When it comes to road and point-of-interest data, the datasets for maps.google.com and maps.google.co.kr appear to be identical translations, probably because the data is locally sourced. This would explain why large areas near the border remain unmapped, and military installations remain unlabeled. Many of these installations on both sides of the border are labeled in Google Earth by third-party contributors, however.
There is one final quirk to how Google delivers map information about Korea. When viewing satellite imagery in maps.google.com, you can zoom in on a highly accurate rendition of the Military Demarcation Line (MDL), which indicates exactly where the front was when the armistice agreement was signed in 1953.
A far more vague MDL is depicted on maps.google.co.kr and in the map view of maps.google.com, which is strange, considering that we can assume the North Koreans know exactly where the line is:
Google Earth also carries the vague version of the line, but additionally displaces it by around 500-1000 meters to the east.
I’m putting this down to a glitch, however. You can always load up on Korean War maps as a KMZ file for Google Earth.
How does Google’s Korean map compare to the local competitor, local.daum.net? When zooming in on satellite imagery with Daum, at a certain point the border region becomes completely blacked out, putting Google Maps at a relative advantage there.
For satellite imagery outside of the immediate border region, however, Daum lets you zoom in far closer than on Google’s Korean map, without any further apparent limitations, though the imagery is in all likelihood censored to obfuscate military installations, something which Google has always said it is unwilling to do. Its depiction of the DML is equally vague as on maps.google.co.kr.
Daum also offers historical satellite imagery of South Korea in its web-based map — something which Google only offers in Google Earth — and even historical Street View imagery of Korea, which is something Google doesn’t offer anywhere (yet?).
The big picture
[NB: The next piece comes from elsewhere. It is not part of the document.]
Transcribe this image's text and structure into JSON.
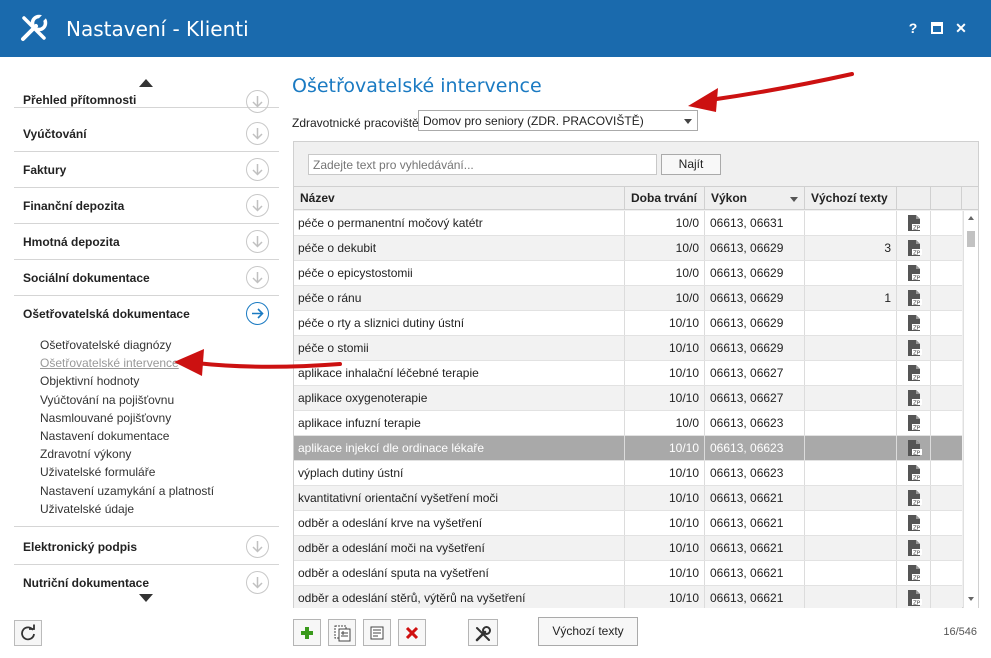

It is apparent (to this non-lawyer) that in containing online censorship to within the legal jurisdiction of the country making the demand, Google (and Twitter and Tumblr) are hoping to build a legal norm. Their solution may well satisfy the letter of the law, but it does not really satisfy the intent, because in the networked age locally censored content is always available uncensored on another domain, in this case also controlled by Google. It would be ridiculous, for example, for sensitive sites in India to be redacted if they remain readily visible on Google Maps in Pakistan. In the same way, it is pointless for a British court to enforce a super-injunction by only demanding that Twitter remove an offending Tweet from the UK version of the Twitter stream, considering how easy Twitter makes it to circumvent the block. (I approve, of course.)
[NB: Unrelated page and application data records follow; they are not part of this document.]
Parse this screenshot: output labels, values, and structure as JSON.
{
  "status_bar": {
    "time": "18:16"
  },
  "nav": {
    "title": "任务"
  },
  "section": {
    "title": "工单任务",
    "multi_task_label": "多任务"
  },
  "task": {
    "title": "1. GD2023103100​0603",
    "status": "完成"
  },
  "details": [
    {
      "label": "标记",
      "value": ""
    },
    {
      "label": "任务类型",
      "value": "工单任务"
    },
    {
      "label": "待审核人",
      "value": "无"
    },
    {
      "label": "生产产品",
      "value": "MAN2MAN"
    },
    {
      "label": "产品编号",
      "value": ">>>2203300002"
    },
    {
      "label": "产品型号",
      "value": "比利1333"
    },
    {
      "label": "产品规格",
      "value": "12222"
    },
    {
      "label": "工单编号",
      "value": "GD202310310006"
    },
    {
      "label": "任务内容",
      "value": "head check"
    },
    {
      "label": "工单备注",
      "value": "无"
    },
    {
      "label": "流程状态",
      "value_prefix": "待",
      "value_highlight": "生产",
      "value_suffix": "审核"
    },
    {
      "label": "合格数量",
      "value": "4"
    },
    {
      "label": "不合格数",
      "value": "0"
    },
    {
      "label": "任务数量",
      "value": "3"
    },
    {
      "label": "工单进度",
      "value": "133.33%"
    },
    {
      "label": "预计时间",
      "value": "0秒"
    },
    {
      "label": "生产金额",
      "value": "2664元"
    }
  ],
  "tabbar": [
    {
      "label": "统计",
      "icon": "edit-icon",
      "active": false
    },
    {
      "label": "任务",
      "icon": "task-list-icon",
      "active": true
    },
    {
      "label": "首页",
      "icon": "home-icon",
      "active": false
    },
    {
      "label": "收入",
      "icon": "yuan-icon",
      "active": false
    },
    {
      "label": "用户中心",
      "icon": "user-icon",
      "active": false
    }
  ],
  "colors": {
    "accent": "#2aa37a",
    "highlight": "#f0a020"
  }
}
The risk is always there, though, that a country might decide to innovate its legal approach so as to punish Google or Twitter locally for a refusal by global HQ to resort to censorship globally. It’s not unthinkable, as this recent report on extraterritorial jurisdiction from Harvard’s Kennedy School of Government makes clear:
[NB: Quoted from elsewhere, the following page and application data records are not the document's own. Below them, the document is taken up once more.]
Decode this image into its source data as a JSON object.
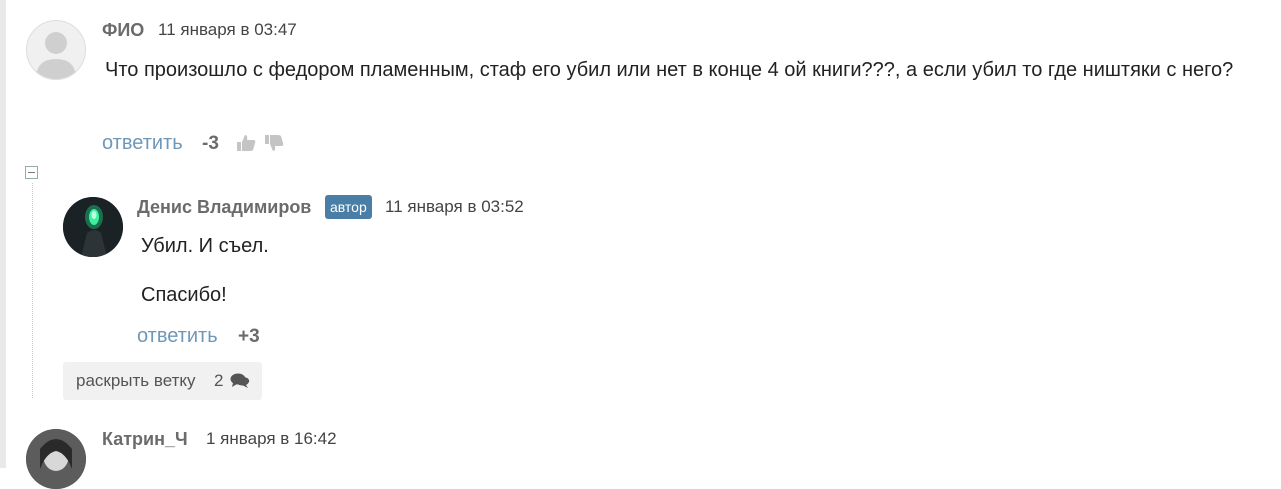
{
  "comments": [
    {
      "author": "ФИО",
      "time": "11 января в 03:47",
      "text": "Что произошло с федором пламенным, стаф его убил или нет в конце 4 ой книги???, а если убил то где ништяки с него?",
      "reply_label": "ответить",
      "score": "-3"
    },
    {
      "author": "Денис Владимиров",
      "badge": "автор",
      "time": "11 января в 03:52",
      "paragraphs": [
        "Убил. И съел.",
        "Спасибо!"
      ],
      "reply_label": "ответить",
      "score": "+3"
    },
    {
      "author": "Катрин_Ч",
      "time": "1 января в 16:42"
    }
  ],
  "thread": {
    "expand_label": "раскрыть ветку",
    "expand_count": "2"
  },
  "icons": {
    "upvote": "thumbs-up-icon",
    "downvote": "thumbs-down-icon",
    "collapse": "minus-square-icon",
    "comments": "comments-icon"
  },
  "colors": {
    "link": "#6f98b8",
    "badge": "#4a7ea6",
    "author": "#6b6b6b"
  }
}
While states tend not to assert criminal jurisdiction over foreign companies directly, they do make use of a range of parent-based methods of regulation (i.e. domestic measures with extraterritorial implications) under which a parent company may be held criminally responsible for contributions to the crimes of others, including the foreign conduct of foreign actors, or failures to ensure compliance by those over which it is able to exercise control. [p.142]
There are many subtle ways a state can retaliate against local operations. Just ask Google’s Chinese operations. The one big deterrent would be the promise of a robust retaliation from the US government in terms of trade policy.
Update 20120702: Also see my follow-up post on how Apple censors satellite imagery of South Korea in its iPad Maps app.